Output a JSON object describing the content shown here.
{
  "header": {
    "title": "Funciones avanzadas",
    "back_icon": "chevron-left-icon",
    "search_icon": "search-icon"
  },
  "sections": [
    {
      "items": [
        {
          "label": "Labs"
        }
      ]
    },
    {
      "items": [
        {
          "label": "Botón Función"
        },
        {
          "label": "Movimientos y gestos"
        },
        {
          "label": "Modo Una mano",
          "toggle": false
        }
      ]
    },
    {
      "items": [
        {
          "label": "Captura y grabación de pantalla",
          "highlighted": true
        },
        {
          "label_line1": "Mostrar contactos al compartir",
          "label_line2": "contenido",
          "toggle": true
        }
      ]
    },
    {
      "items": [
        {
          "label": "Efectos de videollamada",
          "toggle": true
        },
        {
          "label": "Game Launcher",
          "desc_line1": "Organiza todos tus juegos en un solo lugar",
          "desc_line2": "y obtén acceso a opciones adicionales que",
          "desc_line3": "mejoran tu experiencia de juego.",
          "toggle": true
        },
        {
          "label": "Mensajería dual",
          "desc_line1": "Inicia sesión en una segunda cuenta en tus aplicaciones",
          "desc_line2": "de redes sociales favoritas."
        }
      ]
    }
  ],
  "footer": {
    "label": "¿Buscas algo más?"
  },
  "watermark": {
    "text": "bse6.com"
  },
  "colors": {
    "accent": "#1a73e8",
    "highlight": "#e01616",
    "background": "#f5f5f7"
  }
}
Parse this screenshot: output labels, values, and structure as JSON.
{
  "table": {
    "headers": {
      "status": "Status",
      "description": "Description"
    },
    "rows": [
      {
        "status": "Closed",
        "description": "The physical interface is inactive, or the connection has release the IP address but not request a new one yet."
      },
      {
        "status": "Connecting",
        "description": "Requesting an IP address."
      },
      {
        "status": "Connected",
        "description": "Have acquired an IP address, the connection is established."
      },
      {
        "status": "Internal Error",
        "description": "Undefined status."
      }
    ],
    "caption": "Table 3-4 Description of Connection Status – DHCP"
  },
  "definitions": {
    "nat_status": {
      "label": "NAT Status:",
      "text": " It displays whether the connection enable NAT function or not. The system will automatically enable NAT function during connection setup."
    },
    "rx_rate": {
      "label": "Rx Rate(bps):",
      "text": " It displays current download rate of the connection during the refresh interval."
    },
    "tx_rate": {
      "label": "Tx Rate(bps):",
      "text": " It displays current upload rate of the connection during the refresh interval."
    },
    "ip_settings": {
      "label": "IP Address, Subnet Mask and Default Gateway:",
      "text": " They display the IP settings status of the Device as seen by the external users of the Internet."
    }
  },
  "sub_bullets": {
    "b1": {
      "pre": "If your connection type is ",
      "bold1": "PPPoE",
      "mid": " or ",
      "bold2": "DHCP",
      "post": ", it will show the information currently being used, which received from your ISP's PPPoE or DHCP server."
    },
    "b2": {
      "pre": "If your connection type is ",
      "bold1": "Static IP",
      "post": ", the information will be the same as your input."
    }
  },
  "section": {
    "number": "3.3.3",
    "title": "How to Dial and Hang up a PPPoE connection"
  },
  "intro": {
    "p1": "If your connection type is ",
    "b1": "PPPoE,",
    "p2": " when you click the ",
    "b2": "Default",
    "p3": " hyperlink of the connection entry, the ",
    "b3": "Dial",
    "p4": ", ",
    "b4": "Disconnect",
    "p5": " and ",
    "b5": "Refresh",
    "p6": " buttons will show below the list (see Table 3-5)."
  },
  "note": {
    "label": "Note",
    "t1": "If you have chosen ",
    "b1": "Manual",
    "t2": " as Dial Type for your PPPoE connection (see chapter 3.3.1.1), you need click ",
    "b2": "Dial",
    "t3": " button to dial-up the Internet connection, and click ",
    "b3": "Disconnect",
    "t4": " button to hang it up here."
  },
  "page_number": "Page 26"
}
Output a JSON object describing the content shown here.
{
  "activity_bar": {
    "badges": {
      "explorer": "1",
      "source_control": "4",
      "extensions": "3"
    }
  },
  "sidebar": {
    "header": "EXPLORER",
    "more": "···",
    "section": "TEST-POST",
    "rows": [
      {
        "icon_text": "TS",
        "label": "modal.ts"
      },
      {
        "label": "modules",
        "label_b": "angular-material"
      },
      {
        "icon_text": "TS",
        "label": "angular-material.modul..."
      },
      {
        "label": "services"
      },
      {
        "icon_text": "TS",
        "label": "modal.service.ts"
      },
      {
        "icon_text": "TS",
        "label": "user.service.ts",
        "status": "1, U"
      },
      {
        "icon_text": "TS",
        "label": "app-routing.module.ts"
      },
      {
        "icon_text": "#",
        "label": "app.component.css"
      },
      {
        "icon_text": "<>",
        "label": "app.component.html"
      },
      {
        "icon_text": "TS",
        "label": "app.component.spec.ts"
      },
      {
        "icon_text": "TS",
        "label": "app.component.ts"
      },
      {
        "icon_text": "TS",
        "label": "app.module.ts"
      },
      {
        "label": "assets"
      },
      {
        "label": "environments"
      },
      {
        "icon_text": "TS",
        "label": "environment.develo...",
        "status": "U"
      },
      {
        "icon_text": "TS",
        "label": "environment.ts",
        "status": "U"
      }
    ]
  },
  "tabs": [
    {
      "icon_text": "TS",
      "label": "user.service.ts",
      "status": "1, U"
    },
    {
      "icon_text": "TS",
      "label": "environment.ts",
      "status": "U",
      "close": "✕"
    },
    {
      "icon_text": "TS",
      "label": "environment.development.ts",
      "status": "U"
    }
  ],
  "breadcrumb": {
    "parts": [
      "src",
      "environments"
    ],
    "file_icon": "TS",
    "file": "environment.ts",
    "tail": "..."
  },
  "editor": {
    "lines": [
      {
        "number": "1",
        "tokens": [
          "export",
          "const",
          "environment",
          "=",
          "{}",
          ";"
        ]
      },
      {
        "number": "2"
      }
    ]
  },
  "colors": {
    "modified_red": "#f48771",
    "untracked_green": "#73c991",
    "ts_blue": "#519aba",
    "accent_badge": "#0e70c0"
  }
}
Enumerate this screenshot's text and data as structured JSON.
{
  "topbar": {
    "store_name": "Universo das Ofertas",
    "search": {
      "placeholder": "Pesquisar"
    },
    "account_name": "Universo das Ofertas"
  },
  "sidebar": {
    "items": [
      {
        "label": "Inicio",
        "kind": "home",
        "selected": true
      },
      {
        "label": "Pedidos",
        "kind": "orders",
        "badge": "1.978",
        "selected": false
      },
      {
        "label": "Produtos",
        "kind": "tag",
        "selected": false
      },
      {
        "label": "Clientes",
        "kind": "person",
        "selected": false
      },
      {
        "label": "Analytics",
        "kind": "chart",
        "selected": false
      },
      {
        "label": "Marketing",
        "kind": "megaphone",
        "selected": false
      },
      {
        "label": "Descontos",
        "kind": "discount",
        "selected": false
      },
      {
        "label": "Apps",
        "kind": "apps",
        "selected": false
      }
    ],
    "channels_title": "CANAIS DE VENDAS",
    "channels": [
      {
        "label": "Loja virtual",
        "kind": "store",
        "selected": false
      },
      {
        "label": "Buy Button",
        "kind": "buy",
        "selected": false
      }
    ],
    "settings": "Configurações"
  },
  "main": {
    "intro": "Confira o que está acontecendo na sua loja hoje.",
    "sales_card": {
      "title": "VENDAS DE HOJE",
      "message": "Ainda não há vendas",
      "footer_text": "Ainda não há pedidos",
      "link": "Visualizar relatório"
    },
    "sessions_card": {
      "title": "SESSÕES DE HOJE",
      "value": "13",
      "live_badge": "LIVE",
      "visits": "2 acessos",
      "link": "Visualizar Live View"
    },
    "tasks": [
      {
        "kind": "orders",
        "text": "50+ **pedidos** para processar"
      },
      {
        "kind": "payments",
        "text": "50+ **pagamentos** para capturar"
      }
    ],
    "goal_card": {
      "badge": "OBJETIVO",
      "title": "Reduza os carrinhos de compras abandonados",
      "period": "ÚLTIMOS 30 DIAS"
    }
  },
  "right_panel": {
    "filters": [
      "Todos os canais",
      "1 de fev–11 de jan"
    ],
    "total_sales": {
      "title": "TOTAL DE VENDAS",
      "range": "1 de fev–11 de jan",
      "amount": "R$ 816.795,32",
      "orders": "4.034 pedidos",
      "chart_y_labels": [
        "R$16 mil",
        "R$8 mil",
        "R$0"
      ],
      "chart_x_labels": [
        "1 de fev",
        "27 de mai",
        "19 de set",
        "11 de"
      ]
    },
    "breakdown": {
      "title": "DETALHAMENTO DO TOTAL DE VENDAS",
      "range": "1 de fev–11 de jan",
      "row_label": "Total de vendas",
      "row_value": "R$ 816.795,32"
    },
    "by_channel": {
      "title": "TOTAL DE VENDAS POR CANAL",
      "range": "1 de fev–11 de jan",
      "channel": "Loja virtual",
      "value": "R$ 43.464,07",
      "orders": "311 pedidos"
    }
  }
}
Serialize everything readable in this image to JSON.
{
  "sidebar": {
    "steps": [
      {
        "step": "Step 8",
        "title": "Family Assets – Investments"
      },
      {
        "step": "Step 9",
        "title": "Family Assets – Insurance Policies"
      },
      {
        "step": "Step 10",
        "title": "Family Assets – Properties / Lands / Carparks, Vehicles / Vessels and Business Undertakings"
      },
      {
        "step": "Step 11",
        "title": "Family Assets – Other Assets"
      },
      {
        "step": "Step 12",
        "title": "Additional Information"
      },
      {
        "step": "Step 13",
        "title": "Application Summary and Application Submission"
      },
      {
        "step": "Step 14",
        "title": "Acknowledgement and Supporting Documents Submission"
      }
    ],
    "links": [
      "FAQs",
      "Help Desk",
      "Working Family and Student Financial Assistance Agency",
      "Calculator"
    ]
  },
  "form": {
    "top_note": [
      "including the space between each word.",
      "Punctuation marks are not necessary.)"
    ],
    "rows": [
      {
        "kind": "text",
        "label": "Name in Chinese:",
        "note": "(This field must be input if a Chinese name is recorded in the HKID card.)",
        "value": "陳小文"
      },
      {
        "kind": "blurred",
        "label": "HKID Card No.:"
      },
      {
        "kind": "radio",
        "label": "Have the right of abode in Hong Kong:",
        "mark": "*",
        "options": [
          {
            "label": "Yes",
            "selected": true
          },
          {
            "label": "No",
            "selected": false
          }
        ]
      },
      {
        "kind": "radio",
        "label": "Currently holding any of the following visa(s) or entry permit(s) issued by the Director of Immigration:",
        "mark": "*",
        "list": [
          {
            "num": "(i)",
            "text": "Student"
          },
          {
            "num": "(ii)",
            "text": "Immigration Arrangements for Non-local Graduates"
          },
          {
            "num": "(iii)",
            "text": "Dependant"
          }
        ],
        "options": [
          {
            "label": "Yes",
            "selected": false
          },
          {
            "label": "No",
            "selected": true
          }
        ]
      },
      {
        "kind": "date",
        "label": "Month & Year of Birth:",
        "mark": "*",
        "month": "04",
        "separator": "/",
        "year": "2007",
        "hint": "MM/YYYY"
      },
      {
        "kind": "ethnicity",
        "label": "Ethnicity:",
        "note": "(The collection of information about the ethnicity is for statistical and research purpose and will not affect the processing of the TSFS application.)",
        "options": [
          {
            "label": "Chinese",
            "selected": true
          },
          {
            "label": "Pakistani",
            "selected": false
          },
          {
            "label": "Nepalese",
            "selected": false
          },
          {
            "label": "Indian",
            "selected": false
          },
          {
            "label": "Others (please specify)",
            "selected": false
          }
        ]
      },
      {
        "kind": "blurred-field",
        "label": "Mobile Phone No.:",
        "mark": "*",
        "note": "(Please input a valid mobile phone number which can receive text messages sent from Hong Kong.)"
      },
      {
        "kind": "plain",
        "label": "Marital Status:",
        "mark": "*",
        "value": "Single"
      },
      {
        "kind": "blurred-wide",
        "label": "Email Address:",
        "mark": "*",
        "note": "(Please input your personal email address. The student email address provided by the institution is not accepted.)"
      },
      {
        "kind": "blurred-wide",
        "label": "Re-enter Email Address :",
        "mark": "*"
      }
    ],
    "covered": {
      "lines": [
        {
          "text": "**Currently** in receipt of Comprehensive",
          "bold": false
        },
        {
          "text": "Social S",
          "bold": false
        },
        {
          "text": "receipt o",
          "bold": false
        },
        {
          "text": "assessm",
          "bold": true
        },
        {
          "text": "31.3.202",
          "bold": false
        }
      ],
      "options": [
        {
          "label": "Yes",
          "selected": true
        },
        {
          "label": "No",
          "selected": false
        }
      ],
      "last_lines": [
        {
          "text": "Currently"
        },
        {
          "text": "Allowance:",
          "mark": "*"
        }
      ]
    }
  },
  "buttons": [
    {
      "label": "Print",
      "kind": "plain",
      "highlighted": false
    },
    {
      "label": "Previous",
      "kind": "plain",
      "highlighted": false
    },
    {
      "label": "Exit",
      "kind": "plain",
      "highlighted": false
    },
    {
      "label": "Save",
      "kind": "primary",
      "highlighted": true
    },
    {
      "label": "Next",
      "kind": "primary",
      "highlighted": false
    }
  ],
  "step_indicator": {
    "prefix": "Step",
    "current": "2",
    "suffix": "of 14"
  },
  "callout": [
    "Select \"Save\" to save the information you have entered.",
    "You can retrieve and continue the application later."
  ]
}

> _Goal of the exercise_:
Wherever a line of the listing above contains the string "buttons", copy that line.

> _Result of the exercise_:
    "p6": " buttons will show below the list (see Table 3-5)."
  "buttons": [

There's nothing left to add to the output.